SuttaCentral

New Buddhist - Question about a creator god

Hello again. Thanks to all who were kind enough last time to answer my ‘newbie’ questions.

Here’s another one: Does The Buddha explicitly state anywhere in the Pali Suttas that there is no Creator God(s) , or does he simply say that the question is irrelevant to following The Path?

Thank you!

1 Like

The only text that comes to mind that refers to a Creator God is AN 3.61:

AN3.61:0.1: Numbered Discourses 3 7. The Great Chapter 61. Sectarian Tenets
AN3.61:1.1: “Mendicants, these three sectarian tenets—as pursued, pressed, and grilled by the astute—when taken to their conclusion, end with inaction. What three? There are some ascetics and brahmins who have this doctrine and view: ‘Everything this individual experiences—pleasurable, painful, or neutral—is because of past deeds.’ There are some ascetics and brahmins who have this doctrine and view: ‘Everything this individual experiences—pleasurable, painful, or neutral—is because of the Lord God’s creation.’ There are some ascetics and brahmins who have this doctrine and view: ‘Everything this individual experiences—pleasurable, painful, or neutral—has no cause or reason.’

AN3.61:4.1: Regarding this, I went up to the ascetics and brahmins whose view is that everything that is experienced is because of the Lord God’s creation, and I said to them: ‘Is it really true that this is the venerables’ view?’ And they answered, ‘Yes’. I said to them: ‘In that case, you might kill living creatures, steal, be unchaste; use speech that’s false, divisive, harsh, or nonsensical; be covetous, malicious, or have wrong view, all because of the Lord God’s creation.’
AN3.61:5.1: Those who believe that the Lord God’s creative power is the most important thing have no enthusiasm, no effort, no idea that there are things that should and should not be done. Since they don’t acknowledge as a genuine fact that there are things that should and should not be done, they’re unmindful and careless, and can’t rightly be called ascetics. This is my second legitimate refutation of the ascetics and brahmins who have this doctrine and view.

AN3.61:8.1: These are the three sectarian tenets—as pursued, pressed, and grilled by the astute—which, when taken to their conclusion, end with inaction.
AN3.61:9.1: But the Dhamma that I’ve taught is irrefutable, uncorrupted, beyond reproach, and not scorned by sensible ascetics and brahmins.
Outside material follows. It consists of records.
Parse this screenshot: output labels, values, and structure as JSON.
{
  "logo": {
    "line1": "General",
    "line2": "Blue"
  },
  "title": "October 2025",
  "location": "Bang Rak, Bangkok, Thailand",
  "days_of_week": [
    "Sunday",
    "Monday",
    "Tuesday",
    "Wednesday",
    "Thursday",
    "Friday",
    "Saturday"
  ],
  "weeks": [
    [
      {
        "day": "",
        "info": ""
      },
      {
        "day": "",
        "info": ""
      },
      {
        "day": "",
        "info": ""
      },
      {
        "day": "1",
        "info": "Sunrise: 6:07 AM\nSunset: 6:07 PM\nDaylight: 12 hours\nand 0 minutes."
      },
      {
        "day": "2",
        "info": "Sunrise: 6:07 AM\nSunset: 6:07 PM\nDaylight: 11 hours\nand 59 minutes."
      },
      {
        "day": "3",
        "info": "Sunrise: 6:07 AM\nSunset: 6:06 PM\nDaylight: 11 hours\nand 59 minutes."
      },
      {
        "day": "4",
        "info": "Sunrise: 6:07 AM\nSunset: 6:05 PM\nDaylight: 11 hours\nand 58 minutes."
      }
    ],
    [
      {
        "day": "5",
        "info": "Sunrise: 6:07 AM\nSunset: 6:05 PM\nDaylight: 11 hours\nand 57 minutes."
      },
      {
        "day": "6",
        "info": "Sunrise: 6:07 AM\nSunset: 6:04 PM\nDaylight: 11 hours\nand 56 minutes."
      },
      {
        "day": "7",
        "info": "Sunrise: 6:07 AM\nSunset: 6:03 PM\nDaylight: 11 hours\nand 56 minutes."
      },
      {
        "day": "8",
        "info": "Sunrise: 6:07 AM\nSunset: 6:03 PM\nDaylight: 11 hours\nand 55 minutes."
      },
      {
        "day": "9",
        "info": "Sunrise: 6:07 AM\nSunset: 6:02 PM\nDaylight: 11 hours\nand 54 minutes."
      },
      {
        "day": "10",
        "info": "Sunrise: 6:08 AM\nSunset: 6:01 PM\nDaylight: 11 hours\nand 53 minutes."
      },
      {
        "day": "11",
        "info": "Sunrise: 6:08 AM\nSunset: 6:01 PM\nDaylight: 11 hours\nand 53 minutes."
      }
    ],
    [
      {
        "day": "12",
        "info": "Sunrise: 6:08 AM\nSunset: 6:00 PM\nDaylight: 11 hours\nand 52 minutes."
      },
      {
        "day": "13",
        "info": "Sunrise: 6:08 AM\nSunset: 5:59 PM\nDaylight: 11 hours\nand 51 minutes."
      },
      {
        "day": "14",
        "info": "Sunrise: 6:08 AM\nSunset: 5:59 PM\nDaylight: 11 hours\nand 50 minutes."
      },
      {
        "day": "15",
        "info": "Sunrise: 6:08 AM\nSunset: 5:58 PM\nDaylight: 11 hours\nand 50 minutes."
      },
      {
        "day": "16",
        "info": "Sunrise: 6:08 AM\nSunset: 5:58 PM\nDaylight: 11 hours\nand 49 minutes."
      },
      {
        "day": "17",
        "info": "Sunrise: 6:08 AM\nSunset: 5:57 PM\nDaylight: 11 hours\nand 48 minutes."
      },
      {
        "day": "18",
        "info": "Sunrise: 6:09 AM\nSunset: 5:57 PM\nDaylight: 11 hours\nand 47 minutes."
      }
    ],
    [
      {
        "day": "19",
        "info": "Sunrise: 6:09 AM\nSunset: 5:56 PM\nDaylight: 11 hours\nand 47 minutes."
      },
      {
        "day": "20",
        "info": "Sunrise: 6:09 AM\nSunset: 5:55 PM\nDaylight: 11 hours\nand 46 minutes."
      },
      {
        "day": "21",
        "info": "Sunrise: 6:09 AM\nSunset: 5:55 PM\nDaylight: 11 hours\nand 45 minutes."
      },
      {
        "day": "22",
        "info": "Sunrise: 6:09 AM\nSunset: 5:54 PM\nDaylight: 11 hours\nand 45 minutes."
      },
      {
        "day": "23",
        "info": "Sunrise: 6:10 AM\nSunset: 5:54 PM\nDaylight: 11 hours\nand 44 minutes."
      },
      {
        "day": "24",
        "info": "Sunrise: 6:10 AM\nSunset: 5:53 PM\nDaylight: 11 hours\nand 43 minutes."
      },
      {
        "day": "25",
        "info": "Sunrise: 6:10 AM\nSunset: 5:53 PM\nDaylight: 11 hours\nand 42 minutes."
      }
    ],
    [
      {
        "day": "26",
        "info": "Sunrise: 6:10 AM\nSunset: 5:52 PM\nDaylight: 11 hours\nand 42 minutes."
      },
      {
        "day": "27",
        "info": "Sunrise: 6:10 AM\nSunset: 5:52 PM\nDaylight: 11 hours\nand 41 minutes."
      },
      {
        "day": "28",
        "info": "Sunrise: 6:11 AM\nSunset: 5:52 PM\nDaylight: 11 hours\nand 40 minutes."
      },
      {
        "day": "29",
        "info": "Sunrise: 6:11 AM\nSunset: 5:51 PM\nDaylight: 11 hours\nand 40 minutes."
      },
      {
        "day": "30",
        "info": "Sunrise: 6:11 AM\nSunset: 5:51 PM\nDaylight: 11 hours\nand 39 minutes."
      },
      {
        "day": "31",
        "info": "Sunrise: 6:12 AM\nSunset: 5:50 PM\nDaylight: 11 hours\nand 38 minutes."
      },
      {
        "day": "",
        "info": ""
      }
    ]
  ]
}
What is the Dhamma that I’ve taught? ‘These are the six elements’: this is the Dhamma I’ve taught … ‘These are the six fields of contact’: this is the Dhamma I’ve taught … ‘These are the eighteen mental preoccupations’: this is the Dhamma I’ve taught … ‘These are the four noble truths’: this is the Dhamma I’ve taught that is irrefutable, uncorrupted, beyond reproach, and is not scorned by sensible ascetics and brahmins.

(Then follow explanations of the six elements, etc.)

3 Likes

There is also DN1, which explains how the wrong view of a Creator God comes to be formed…

Now, the being who was reborn there first thinks: ‘I am Brahmā, the Great Brahmā, the Undefeated, the Champion, the Universal Seer, the Wielder of Power, the Lord God, the Maker, the Author, the Best, the Begetter, the Controller, the Father of those who have been born and those yet to be born. These beings were created by me! Why is that? Because first I thought:

“Oh, if only another being would come to this state of existence.” Such was my heart’s wish, and then these creatures came to this state of existence.’

And the beings who were reborn there later also think: ‘This must be Brahmā, the Great Brahmā, the Undefeated, the Champion, the Universal Seer, the Wielder of Power, the Lord God, the Maker, the Author, the Best, the Begetter, the Controller, the Father of those who have been born and those yet to be born. And we have been created by him. Why is that? Because we see that he was reborn here first, and we arrived later.’

7 Likes

Searching a bit further, I find “Lord God” in 8 Suttas in Bhante Sujato’s translation. If you make your search in Voice you find them quite easily:

2 Likes

Oh, really, really thank you all. I will study these in depth.

2 Likes

Nibbana has the characteristic of being uncreated (Ud 8.3), and It is profitable to think of the ‘world’ as samsara:

“From an inconceivable beginning comes the wandering-on, brahman. A beginning point is not discernible, though beings hindered by ignorance and fettered by craving are transmigrating & wandering on. Long have you thus experienced stress, experienced pain, experienced loss, swelling the cemeteries—enough to become disenchanted with all fabrications, enough to become dispassionate…”—-SN 15.8

1 Like